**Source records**
"""

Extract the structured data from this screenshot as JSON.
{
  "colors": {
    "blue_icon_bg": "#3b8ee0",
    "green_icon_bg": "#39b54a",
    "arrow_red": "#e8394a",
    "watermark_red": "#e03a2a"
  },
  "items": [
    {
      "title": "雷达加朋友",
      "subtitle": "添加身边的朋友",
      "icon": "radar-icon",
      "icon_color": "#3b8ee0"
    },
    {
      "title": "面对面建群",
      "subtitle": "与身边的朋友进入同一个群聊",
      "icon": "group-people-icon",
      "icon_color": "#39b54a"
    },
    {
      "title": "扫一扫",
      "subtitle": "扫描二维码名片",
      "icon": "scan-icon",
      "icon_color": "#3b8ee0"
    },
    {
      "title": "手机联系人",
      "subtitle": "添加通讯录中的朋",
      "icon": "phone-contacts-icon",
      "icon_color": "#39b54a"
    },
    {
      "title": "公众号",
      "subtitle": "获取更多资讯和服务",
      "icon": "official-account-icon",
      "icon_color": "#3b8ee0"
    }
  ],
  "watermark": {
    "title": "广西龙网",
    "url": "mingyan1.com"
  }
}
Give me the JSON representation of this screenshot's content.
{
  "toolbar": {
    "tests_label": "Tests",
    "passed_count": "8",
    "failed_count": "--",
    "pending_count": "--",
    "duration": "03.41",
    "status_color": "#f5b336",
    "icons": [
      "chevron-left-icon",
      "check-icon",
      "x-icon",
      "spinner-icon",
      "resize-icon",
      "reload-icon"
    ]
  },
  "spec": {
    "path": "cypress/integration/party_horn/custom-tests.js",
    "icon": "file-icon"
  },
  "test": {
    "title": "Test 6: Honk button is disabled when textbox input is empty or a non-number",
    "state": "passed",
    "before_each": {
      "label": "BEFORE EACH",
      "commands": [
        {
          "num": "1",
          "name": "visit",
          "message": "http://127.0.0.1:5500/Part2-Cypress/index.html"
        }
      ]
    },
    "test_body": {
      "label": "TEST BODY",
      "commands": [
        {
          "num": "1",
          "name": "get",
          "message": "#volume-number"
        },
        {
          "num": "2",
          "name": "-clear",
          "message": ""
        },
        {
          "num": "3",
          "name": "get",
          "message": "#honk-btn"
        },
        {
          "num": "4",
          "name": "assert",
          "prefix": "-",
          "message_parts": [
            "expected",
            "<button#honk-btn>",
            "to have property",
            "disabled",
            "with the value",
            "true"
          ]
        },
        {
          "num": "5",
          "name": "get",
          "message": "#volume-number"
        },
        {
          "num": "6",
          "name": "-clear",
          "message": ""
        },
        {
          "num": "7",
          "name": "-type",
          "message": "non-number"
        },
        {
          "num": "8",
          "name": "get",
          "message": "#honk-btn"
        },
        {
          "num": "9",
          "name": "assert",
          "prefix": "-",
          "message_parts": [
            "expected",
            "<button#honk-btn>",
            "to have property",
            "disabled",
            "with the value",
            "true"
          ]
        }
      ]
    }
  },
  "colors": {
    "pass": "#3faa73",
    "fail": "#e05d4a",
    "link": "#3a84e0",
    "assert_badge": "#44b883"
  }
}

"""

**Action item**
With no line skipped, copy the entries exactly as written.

**Your response**
Extract the structured data from this screenshot as JSON.
{
  "colors": {
    "blue_icon_bg": "#3b8ee0",
    "green_icon_bg": "#39b54a",
    "arrow_red": "#e8394a",
    "watermark_red": "#e03a2a"
  },
  "items": [
    {
      "title": "雷达加朋友",
      "subtitle": "添加身边的朋友",
      "icon": "radar-icon",
      "icon_color": "#3b8ee0"
    },
    {
      "title": "面对面建群",
      "subtitle": "与身边的朋友进入同一个群聊",
      "icon": "group-people-icon",
      "icon_color": "#39b54a"
    },
    {
      "title": "扫一扫",
      "subtitle": "扫描二维码名片",
      "icon": "scan-icon",
      "icon_color": "#3b8ee0"
    },
    {
      "title": "手机联系人",
      "subtitle": "添加通讯录中的朋",
      "icon": "phone-contacts-icon",
      "icon_color": "#39b54a"
    },
    {
      "title": "公众号",
      "subtitle": "获取更多资讯和服务",
      "icon": "official-account-icon",
      "icon_color": "#3b8ee0"
    }
  ],
  "watermark": {
    "title": "广西龙网",
    "url": "mingyan1.com"
  }
}
Give me the JSON representation of this screenshot's content.
{
  "toolbar": {
    "tests_label": "Tests",
    "passed_count": "8",
    "failed_count": "--",
    "pending_count": "--",
    "duration": "03.41",
    "status_color": "#f5b336",
    "icons": [
      "chevron-left-icon",
      "check-icon",
      "x-icon",
      "spinner-icon",
      "resize-icon",
      "reload-icon"
    ]
  },
  "spec": {
    "path": "cypress/integration/party_horn/custom-tests.js",
    "icon": "file-icon"
  },
  "test": {
    "title": "Test 6: Honk button is disabled when textbox input is empty or a non-number",
    "state": "passed",
    "before_each": {
      "label": "BEFORE EACH",
      "commands": [
        {
          "num": "1",
          "name": "visit",
          "message": "http://127.0.0.1:5500/Part2-Cypress/index.html"
        }
      ]
    },
    "test_body": {
      "label": "TEST BODY",
      "commands": [
        {
          "num": "1",
          "name": "get",
          "message": "#volume-number"
        },
        {
          "num": "2",
          "name": "-clear",
          "message": ""
        },
        {
          "num": "3",
          "name": "get",
          "message": "#honk-btn"
        },
        {
          "num": "4",
          "name": "assert",
          "prefix": "-",
          "message_parts": [
            "expected",
            "<button#honk-btn>",
            "to have property",
            "disabled",
            "with the value",
            "true"
          ]
        },
        {
          "num": "5",
          "name": "get",
          "message": "#volume-number"
        },
        {
          "num": "6",
          "name": "-clear",
          "message": ""
        },
        {
          "num": "7",
          "name": "-type",
          "message": "non-number"
        },
        {
          "num": "8",
          "name": "get",
          "message": "#honk-btn"
        },
        {
          "num": "9",
          "name": "assert",
          "prefix": "-",
          "message_parts": [
            "expected",
            "<button#honk-btn>",
            "to have property",
            "disabled",
            "with the value",
            "true"
          ]
        }
      ]
    }
  },
  "colors": {
    "pass": "#3faa73",
    "fail": "#e05d4a",
    "link": "#3a84e0",
    "assert_badge": "#44b883"
  }
}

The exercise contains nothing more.